What happens after I lodge my application?

We will send you a confirmation letter explaining what will happen next.

We will also notify the Department of Home Affairs (the Department) that we have received the application.

More information about what usually happens after you lodge your application can be found in the following documents:

You can also watch our video guide.

More information about the review of specific types of decisions can be found in our fact sheets.


What if we cannot review the decision?

We will write to you and give you an opportunity to tell us why you think we can review the decision.

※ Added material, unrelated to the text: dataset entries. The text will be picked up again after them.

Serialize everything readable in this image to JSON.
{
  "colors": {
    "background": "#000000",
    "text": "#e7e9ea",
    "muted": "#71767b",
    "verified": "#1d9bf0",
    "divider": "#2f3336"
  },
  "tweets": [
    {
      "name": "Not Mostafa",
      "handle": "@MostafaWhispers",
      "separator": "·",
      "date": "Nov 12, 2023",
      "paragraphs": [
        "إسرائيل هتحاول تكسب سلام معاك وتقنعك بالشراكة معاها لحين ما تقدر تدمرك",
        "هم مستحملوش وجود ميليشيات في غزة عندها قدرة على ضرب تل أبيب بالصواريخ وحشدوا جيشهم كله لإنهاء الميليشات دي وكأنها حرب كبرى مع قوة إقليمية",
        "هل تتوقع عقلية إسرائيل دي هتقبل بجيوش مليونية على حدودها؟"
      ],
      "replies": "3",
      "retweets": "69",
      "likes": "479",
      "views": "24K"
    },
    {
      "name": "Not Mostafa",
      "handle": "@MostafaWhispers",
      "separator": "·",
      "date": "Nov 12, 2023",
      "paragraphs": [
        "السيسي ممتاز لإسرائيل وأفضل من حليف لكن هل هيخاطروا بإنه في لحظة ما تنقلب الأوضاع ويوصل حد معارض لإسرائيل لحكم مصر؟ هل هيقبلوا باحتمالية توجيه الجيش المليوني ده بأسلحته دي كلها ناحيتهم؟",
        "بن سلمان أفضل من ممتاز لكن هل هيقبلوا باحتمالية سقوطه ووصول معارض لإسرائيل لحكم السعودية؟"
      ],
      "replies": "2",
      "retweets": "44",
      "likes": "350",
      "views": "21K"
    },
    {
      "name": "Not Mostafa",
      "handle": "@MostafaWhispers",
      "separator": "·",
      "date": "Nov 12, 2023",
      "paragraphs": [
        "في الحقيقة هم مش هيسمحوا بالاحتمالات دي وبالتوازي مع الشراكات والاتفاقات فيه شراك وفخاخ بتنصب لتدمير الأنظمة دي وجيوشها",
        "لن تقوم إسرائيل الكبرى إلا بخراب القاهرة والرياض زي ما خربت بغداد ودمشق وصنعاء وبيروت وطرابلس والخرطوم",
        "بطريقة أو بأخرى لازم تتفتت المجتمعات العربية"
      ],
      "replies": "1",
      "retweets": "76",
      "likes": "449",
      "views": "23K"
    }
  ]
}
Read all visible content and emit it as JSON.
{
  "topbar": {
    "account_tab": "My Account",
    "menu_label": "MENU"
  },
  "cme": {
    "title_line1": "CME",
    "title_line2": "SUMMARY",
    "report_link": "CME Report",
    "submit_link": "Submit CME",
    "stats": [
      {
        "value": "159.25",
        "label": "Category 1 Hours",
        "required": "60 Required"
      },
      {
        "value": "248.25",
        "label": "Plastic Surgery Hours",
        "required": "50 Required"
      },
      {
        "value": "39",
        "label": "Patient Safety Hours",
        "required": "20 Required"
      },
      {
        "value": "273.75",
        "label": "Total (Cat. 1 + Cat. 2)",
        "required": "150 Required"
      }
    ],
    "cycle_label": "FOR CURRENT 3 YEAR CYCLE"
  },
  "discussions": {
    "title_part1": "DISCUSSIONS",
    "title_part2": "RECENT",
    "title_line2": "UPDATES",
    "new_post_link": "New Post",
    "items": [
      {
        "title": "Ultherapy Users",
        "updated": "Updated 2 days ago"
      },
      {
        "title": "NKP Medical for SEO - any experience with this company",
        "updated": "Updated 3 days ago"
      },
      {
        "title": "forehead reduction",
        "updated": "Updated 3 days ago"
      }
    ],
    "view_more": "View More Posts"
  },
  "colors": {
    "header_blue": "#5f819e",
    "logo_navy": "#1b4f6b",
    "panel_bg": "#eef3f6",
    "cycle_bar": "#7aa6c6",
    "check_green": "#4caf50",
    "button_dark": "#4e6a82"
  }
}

If it appears the application is not valid, we might decide that we have no jurisdiction to review the decision.


Can the review be processed as a priority?

You can ask us to process the review as a priority by writing to us, fully explaining your reasons and providing supporting evidence. 

Find more information in the Prioritising Cases in Migration and Refugee Division President’s Direction.


Can I travel overseas during the review?

If you want to travel overseas you must contact us before making any travel arrangements to check the status of the review.

If you have questions about your ability to travel or re-enter Australia or whether travel might affect your eligibility for a visa, you should contact the Department of Home Affairs. We cannot give you advice or information about this.


Assurance of Support

If a visa application requires an Assurance of Support (AoS), you must provide evidence to us that an AoS has been lodged with Centrelink. We are not responsible for assessing an AoS.

You should tell us the outcome of the AoS assessment as soon as possible, including if your assurer has lodged an application for review about the Centrelink AoS decision.


Documents relevant to the review

The Department provides us with all the relevant files and documents relating to the decision under review.

Check how you can access to information and documents in relation to the review.

You can also give us new information that you think supports your case.


Pre-hearing

The review will be allocated to a Member who will decide how to proceed. The Member is the person who will make a decision about the review.

Before the hearing we might:

  • ask you to give us further information
  • invite you to comment on any information that we consider would be the reason, or a part of the reason, for not changing the decision under review
  • invite you to nominate other persons who could give evidence or suggest other evidence or materials we might obtain.

We might make a decision without inviting you to a hearing if the case can be decided in your favour based on the information we have.


Hearing

The hearing is an opportunity for you to present information and talk about why you disagree with the decision under review.


How long will the process take?

For decisions made between 1 October 2018 and 31 March 2019

The time it takes us to finalise an application will depend on a range of factors including when you lodged the review, the type of review and its complexity.

The following table gives a guide as to how long a review might take based on actual processing times for a recent six month period. The table shows average and median processing times from lodgement to decision by case category for that time period. The table is a guide only and does not guarantee that any individual matter will be heard in these timeframes.

Processing times for decisions made between 1/10/18 and 31/03/19
      Calendar days from lodgement to decision
Case category Decisions Within 365 days Average Median
Bridging 168 96% 62 16
Visitor 927 52% 319 359
Student refusal 2002 29% 445 503
Temporary work 813 43% 430 435
Permanent business 595 37% 456 446
Skill linked 636 67% 304 220
Partner 1,067 27% 502 525
Family 207 37% 474 470
Student cancellation 449 22% 530 624
Nomination/Sponsor approval 1008 28% 520 554
Other 68 93% 142 60
Total for migration case categories 7940 38% 430 469

Note: The average is the sum of all processing days divided by the number of cases processed. The median is the middle value of days, that is, the number of processing days which half of the cases exceeded and which half of the cases fell below.

Statistical information about monthly application lodgements, decisions and cases on hand is available.